**What this task involves**
Provide nothing except how many lines of the data contain the word "babies".

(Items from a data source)
↓
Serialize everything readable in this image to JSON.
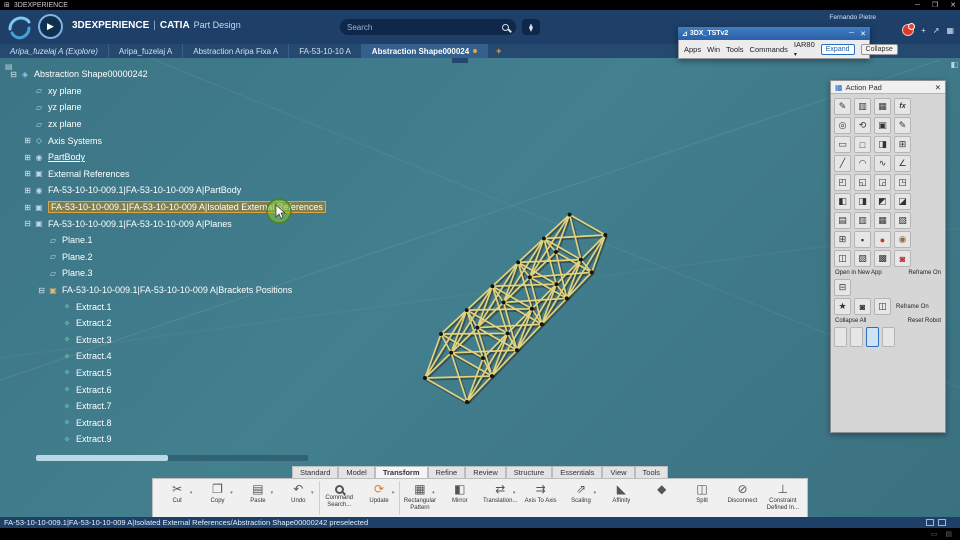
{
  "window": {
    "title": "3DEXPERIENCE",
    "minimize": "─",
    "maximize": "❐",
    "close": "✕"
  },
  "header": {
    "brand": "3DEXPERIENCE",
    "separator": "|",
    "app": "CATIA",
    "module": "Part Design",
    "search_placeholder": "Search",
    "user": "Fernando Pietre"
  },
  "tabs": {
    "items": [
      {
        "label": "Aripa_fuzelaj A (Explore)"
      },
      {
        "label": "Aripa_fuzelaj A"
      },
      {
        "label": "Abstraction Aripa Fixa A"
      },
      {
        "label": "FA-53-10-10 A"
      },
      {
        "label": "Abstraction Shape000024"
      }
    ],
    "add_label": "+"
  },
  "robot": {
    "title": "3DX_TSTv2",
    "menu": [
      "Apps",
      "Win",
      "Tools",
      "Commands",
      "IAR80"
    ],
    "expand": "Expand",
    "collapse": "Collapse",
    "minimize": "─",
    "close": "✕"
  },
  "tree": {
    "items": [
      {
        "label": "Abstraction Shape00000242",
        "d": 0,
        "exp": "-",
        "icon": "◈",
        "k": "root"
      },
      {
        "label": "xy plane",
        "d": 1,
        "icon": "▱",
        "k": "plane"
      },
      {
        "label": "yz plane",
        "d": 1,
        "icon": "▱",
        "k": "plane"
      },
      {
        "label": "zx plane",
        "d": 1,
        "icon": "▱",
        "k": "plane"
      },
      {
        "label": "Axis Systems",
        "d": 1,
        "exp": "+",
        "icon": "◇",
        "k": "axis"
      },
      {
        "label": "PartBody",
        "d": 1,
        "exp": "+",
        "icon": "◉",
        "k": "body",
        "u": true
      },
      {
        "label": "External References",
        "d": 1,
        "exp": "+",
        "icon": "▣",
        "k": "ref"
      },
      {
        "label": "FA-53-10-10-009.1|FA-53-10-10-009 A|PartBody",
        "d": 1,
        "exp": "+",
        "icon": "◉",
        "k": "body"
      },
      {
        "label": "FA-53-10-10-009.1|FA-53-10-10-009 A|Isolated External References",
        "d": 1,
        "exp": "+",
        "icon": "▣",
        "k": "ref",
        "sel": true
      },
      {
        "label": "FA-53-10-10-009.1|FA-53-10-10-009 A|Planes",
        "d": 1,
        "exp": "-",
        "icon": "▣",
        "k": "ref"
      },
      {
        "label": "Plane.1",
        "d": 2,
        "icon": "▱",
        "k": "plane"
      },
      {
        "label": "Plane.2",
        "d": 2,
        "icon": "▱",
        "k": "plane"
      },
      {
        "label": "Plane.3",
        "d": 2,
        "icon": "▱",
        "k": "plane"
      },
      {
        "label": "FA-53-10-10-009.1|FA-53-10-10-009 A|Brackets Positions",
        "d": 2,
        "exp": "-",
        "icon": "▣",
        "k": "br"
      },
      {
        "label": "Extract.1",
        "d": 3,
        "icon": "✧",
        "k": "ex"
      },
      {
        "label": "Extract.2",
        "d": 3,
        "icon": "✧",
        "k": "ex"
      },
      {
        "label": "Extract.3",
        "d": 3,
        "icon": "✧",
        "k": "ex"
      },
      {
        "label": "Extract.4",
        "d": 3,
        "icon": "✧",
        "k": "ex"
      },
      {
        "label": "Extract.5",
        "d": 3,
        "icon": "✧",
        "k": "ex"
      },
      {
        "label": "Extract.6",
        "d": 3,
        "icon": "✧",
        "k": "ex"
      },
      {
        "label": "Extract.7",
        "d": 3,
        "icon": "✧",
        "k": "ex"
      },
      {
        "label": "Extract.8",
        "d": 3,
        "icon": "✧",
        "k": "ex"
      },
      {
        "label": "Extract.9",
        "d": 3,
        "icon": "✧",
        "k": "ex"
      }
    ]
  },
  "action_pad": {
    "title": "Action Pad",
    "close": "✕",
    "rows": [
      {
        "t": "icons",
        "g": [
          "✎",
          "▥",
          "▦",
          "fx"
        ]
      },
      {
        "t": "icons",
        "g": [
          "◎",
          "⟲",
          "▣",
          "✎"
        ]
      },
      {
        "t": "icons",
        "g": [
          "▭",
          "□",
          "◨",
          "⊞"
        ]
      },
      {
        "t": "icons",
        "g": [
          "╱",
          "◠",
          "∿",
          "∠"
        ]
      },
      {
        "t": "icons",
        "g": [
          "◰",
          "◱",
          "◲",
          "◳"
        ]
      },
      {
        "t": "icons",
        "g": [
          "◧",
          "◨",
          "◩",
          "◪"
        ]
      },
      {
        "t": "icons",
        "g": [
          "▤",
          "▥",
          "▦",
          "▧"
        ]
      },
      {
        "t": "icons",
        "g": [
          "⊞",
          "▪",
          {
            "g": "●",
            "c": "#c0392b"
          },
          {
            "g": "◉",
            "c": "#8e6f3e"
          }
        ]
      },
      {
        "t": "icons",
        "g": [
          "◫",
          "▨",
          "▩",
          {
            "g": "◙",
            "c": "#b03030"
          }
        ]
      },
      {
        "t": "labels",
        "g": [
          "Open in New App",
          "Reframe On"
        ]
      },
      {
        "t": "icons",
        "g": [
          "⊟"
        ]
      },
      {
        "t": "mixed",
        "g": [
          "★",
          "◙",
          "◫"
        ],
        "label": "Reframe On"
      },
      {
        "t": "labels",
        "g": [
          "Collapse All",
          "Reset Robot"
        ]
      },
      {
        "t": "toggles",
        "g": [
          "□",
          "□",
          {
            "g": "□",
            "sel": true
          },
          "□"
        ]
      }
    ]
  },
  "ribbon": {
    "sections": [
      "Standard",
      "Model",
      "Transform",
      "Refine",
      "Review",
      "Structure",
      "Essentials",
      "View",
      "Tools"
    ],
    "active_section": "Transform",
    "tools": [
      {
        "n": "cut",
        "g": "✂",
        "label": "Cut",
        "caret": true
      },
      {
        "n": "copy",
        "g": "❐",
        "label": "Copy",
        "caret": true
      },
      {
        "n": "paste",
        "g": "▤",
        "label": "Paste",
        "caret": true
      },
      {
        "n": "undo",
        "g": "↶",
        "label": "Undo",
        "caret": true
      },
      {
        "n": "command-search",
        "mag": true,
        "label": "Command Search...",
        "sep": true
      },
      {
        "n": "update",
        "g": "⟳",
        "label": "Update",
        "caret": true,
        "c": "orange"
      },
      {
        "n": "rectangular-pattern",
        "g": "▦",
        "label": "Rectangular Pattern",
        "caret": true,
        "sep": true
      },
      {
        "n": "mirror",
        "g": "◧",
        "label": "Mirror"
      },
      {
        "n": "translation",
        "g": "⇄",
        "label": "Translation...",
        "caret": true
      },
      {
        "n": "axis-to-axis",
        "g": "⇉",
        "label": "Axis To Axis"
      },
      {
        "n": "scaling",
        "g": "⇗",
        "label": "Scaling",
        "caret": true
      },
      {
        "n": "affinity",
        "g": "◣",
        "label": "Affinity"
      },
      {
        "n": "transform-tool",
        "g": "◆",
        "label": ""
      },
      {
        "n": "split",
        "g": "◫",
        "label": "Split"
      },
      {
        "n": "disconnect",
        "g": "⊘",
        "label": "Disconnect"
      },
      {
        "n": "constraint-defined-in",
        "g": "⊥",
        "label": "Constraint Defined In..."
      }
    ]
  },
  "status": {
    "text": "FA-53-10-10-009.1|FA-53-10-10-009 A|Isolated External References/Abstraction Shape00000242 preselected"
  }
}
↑
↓
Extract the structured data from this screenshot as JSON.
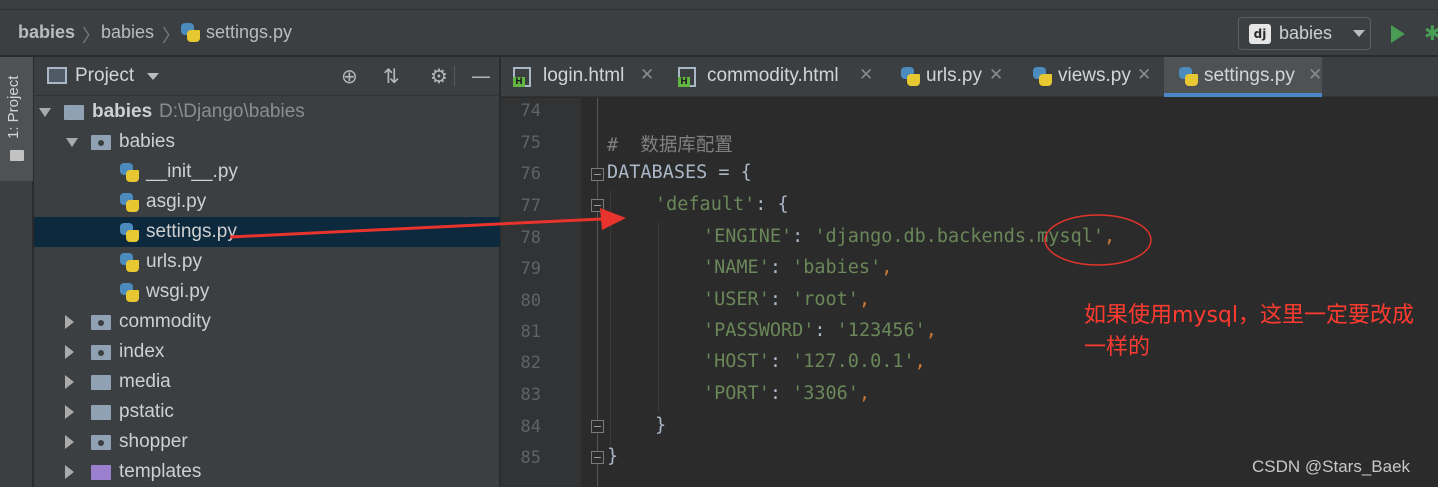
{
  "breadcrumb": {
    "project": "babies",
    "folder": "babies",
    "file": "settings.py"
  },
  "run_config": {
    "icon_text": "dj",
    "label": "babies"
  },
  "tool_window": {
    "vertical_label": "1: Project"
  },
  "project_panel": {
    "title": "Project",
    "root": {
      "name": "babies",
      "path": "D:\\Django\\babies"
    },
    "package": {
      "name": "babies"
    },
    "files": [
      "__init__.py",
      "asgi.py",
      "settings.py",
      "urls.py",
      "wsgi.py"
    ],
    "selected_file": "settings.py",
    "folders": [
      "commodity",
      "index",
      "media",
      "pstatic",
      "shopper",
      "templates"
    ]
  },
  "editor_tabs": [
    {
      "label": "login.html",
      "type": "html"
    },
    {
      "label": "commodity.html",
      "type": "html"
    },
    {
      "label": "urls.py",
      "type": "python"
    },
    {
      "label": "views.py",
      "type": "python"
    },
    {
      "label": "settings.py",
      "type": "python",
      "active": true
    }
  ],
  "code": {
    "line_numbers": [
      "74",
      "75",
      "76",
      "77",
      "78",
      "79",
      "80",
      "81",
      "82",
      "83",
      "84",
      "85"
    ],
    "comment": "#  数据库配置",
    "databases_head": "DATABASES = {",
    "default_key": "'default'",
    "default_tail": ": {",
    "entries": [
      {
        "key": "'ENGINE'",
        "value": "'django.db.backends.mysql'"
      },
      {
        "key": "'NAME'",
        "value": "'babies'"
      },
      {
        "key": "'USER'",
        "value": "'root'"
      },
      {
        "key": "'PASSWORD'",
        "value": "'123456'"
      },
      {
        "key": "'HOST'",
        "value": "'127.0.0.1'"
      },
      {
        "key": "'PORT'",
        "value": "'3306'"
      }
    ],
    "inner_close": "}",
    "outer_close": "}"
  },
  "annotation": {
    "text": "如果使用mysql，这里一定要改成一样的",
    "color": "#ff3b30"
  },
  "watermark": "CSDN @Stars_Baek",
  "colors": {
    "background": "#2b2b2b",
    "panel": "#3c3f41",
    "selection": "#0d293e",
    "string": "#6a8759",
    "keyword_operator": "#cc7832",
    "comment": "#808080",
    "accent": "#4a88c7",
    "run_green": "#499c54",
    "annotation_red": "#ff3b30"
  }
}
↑
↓
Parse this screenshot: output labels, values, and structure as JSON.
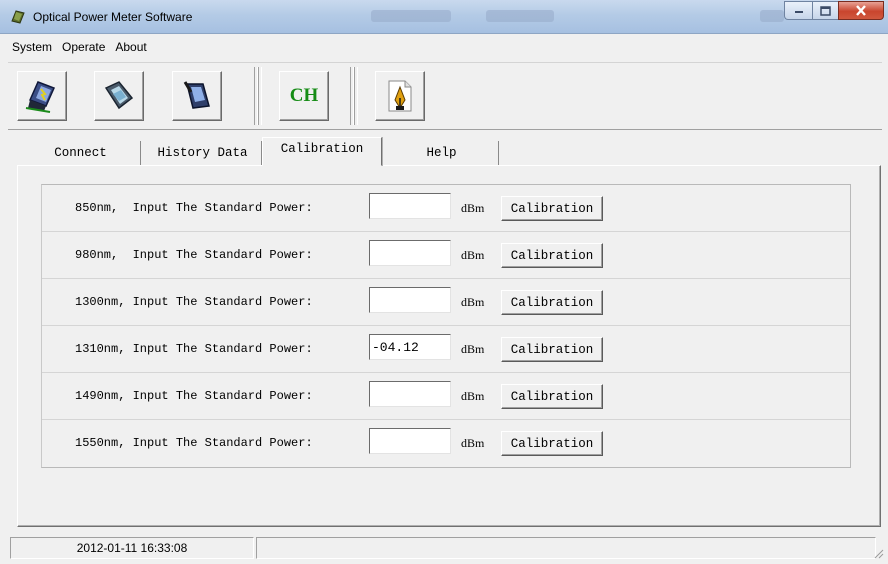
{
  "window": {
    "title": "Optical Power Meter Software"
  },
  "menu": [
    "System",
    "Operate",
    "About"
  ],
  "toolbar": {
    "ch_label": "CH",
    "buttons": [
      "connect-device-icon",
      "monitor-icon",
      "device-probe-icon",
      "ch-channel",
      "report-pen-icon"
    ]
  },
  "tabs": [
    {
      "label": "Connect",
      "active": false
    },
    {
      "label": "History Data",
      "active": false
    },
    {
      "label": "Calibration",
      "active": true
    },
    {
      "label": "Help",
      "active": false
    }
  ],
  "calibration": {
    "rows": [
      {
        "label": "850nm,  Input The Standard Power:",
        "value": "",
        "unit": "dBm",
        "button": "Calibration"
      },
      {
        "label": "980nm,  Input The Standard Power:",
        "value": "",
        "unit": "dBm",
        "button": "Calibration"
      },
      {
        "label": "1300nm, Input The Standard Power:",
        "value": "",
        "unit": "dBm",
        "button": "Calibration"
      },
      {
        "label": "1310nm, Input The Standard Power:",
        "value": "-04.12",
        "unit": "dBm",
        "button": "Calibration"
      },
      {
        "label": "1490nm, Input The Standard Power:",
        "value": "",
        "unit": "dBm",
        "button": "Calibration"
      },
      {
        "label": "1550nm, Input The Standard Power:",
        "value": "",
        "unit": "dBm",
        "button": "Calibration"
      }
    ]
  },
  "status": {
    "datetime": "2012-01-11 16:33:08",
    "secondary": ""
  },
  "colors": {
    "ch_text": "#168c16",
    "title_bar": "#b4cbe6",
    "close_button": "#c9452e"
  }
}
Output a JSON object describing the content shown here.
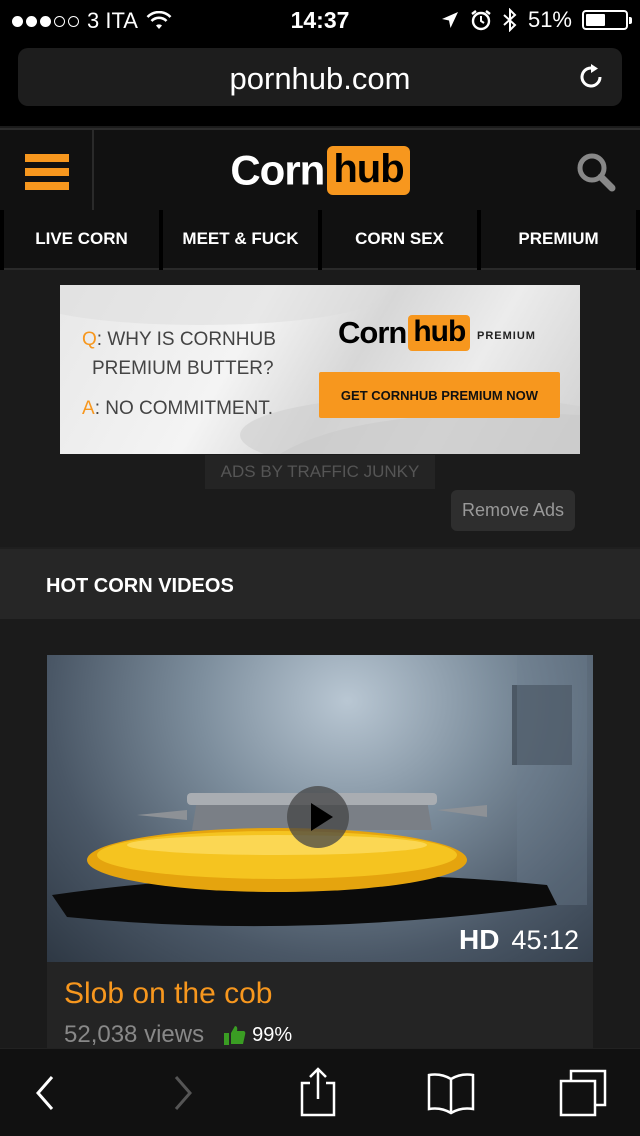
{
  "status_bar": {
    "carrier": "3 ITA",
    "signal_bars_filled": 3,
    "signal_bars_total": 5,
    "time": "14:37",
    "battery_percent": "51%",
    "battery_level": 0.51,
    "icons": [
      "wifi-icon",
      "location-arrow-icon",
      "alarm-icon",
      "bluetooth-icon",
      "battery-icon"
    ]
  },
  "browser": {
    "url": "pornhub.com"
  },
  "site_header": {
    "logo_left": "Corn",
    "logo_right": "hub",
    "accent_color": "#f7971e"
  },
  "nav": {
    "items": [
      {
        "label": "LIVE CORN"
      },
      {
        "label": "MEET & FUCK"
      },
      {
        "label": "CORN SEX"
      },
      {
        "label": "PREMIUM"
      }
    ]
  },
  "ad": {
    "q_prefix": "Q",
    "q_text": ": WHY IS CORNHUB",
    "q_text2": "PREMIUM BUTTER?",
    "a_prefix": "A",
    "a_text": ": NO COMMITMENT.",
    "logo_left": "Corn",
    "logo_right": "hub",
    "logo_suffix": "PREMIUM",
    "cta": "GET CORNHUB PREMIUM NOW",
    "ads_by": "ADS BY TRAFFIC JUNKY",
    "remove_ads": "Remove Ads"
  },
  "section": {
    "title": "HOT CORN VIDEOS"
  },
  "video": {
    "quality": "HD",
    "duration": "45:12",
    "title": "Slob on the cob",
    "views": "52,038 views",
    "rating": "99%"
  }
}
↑
**Answer for this exercise**
7